Last week the Victorian government announced changes to wind farm planning laws.

The changes reduce the exclusion zone between houses and proposed wind turbine developments from two kilometres to one kilometre.  The changes also make the Minister for Planning, rather than Councils, responsible for approving new wind farm planning applications.

As with most forms of development, wind farms have the potential to adversely affect neighbours – and those affects should not be ignored.  Many of the concerns (construction nuisance, operational noise, visual impact and so on) that are typically raised in relation to wind farms however, are matters that can be avoided or mitigated by good design and / or can be controlled by appropriate permit conditions and other planning mechanisms.  Importantly, wind farms also have a number of significant positive affects including environmental benefits (reduced carbon emissions) and economic benefits (job creation in the sustainability industry).

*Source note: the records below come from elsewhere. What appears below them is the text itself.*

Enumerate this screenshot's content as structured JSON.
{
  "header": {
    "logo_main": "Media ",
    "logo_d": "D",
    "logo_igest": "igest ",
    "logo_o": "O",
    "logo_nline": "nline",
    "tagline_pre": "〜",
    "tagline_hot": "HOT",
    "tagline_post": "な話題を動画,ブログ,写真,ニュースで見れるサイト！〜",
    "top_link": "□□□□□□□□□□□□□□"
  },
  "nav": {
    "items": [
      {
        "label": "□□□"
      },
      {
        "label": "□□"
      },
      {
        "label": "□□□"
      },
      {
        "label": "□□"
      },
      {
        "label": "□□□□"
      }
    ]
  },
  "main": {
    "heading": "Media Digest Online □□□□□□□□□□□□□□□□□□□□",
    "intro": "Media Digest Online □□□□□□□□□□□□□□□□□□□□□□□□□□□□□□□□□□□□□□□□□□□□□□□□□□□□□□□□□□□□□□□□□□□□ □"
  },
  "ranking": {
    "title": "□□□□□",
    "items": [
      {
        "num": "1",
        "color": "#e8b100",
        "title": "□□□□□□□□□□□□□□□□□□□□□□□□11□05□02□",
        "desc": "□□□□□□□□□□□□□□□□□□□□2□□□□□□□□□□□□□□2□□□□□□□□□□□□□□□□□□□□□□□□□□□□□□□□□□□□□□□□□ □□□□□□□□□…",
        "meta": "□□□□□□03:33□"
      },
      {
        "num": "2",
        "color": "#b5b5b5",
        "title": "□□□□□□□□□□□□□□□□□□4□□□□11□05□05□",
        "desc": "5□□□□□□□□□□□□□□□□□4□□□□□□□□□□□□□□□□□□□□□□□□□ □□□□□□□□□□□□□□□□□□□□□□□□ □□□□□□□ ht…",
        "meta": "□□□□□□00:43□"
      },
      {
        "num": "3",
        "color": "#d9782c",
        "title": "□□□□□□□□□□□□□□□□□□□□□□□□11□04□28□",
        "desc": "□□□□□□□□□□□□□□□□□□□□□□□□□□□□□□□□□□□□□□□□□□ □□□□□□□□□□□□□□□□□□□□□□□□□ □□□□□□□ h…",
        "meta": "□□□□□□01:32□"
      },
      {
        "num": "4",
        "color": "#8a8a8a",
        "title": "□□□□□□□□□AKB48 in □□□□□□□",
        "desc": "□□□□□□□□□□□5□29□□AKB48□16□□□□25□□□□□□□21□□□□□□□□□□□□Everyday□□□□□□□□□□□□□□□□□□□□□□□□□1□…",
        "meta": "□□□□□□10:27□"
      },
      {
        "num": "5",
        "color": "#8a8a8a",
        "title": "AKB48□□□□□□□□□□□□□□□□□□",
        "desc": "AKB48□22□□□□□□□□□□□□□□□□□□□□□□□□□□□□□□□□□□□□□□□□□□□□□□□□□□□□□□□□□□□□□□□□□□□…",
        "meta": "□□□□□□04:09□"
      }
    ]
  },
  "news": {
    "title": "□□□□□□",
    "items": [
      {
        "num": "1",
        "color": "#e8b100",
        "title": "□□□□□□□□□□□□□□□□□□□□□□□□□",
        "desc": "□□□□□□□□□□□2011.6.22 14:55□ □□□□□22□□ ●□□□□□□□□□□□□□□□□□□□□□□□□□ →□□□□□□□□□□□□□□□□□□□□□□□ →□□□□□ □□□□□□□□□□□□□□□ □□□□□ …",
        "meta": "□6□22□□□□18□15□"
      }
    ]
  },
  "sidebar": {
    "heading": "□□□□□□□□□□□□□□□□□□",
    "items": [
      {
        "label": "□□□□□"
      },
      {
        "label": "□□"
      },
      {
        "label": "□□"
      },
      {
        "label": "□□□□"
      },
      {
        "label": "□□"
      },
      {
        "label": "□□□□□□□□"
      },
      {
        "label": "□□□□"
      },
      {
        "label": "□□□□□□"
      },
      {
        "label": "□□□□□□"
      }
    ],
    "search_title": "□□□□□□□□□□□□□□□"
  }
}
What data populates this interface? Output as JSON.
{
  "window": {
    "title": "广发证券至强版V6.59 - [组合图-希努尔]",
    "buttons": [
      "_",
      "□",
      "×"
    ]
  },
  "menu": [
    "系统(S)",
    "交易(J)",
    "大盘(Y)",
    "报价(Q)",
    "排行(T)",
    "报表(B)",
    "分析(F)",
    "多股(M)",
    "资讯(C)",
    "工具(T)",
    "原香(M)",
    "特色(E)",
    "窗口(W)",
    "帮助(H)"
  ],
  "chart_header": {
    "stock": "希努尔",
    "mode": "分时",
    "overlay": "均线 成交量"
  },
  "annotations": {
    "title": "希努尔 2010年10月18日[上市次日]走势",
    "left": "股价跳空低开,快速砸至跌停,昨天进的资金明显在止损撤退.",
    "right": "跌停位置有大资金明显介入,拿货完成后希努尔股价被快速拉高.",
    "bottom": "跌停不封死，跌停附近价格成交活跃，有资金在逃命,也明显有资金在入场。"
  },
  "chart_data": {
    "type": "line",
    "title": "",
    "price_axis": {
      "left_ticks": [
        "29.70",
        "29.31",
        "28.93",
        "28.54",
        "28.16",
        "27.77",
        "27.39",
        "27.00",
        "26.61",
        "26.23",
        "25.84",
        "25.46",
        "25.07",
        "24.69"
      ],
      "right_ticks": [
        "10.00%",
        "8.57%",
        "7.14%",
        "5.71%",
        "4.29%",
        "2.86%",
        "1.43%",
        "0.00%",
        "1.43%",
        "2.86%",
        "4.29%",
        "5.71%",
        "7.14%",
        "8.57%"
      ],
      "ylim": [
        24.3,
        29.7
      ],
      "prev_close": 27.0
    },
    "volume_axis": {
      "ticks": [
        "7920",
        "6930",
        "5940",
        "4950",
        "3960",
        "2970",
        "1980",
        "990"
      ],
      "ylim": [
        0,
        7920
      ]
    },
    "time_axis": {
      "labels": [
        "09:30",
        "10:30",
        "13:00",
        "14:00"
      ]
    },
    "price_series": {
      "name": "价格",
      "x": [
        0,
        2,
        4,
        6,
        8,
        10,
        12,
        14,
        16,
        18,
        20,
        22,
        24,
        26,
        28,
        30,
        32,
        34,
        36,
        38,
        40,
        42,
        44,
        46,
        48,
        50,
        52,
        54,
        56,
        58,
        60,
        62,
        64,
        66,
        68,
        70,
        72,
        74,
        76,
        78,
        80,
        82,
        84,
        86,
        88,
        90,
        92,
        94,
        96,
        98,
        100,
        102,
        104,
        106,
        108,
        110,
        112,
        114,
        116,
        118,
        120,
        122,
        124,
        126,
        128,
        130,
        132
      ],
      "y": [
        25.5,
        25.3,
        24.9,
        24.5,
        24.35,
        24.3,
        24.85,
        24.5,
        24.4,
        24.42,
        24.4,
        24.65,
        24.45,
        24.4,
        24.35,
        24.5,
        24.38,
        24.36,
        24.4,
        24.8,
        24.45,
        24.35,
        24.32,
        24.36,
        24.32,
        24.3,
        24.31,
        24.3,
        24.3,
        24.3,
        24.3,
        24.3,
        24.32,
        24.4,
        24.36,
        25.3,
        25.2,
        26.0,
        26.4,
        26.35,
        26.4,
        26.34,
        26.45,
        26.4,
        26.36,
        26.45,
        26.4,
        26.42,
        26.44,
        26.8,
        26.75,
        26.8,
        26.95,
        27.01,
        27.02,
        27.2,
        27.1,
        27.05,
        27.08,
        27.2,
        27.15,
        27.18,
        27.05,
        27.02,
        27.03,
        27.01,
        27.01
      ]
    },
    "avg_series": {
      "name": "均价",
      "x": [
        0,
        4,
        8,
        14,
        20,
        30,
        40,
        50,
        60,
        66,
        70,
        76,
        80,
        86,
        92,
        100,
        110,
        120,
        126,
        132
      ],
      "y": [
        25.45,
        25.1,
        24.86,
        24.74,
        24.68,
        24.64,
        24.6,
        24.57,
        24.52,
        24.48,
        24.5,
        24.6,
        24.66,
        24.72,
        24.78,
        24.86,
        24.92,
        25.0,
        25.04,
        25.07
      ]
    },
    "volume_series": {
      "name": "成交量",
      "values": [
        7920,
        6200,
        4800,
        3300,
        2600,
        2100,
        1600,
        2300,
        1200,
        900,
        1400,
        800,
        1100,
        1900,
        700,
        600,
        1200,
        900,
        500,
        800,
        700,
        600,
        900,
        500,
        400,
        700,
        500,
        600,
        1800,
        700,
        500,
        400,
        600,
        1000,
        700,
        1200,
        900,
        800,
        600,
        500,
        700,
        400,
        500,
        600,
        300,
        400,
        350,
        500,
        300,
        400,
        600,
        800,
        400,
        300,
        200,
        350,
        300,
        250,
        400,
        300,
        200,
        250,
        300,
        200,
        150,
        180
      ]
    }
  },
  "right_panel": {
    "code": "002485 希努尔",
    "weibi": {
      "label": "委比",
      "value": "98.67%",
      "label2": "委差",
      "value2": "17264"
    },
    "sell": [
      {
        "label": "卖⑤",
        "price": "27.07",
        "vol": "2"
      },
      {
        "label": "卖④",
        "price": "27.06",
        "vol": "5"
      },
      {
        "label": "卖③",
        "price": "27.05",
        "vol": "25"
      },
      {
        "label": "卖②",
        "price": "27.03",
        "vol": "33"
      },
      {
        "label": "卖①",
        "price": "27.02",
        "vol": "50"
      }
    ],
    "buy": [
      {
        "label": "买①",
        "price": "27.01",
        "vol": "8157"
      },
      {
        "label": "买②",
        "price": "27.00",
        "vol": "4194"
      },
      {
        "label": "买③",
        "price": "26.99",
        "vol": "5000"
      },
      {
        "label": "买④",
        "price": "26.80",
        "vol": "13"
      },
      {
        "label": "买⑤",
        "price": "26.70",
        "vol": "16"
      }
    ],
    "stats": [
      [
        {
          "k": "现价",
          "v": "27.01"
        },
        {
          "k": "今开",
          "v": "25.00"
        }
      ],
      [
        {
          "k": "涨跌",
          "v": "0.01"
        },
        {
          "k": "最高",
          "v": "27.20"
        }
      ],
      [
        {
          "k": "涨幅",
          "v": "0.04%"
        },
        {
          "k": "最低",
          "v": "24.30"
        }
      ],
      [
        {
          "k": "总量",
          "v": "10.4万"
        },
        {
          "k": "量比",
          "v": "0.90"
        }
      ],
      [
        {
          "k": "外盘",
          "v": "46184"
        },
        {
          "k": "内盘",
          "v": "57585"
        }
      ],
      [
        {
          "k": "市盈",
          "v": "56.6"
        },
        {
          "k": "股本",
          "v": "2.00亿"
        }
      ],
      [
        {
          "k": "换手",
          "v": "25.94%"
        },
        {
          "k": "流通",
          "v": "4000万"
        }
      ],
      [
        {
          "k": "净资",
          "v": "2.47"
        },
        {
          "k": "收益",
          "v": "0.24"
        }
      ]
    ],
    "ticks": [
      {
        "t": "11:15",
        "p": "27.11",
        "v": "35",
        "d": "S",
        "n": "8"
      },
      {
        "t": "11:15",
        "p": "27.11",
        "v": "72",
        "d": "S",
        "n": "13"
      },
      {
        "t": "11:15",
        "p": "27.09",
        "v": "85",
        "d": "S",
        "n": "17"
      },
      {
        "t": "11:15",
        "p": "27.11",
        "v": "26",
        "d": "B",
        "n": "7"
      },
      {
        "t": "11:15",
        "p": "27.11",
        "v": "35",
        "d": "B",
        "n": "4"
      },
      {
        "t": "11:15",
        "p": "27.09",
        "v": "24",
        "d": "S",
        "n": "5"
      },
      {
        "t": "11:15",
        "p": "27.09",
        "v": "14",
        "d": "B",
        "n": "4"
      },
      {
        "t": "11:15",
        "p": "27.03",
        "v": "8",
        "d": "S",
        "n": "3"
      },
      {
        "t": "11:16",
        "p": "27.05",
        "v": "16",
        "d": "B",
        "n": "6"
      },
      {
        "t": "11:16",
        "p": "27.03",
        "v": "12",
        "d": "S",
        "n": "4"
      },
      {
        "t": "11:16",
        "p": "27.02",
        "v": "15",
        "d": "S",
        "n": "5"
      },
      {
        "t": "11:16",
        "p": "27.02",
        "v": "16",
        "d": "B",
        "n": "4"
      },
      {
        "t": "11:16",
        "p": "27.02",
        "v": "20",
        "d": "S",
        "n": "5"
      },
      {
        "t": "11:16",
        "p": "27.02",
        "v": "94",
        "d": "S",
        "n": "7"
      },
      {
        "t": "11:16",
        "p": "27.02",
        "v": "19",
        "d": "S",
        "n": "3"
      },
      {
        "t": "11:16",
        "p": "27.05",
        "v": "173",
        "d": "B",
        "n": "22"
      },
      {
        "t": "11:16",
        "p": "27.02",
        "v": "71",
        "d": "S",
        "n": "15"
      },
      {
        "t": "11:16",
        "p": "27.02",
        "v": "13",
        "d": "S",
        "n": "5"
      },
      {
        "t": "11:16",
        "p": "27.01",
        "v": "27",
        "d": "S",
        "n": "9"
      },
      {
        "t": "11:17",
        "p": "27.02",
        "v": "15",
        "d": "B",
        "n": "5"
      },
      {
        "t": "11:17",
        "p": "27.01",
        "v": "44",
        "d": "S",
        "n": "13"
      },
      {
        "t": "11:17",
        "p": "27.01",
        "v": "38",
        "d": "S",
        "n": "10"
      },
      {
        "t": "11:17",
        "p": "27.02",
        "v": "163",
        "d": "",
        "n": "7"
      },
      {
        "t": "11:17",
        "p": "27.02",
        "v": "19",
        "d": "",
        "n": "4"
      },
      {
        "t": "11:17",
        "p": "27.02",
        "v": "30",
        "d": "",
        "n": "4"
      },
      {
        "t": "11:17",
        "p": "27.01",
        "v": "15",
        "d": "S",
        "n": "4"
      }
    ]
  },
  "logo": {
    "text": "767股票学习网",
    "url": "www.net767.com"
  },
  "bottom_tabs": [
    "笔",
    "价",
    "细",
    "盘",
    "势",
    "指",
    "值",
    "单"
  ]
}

The balancing of these effects, positive versus negative, has often been weighted too heavily against the development of wind farms.  We welcome therefore, the announcement by Government as a way of providing more opportunities for well designed wind farms to be approved and constructed in Victoria.

Better and clearer legislative direction from the Federal Government, in particular in relation to the Renewable Energy Target, would also assist the renewable energy sector – and we hope that this will be forthcoming soon too.  In the meantime, we are encouraged by the ‘step in the right direction’ by the State Government and are keeping our fingers crossed for some favourable autumn winds to help keep the turbines spinning.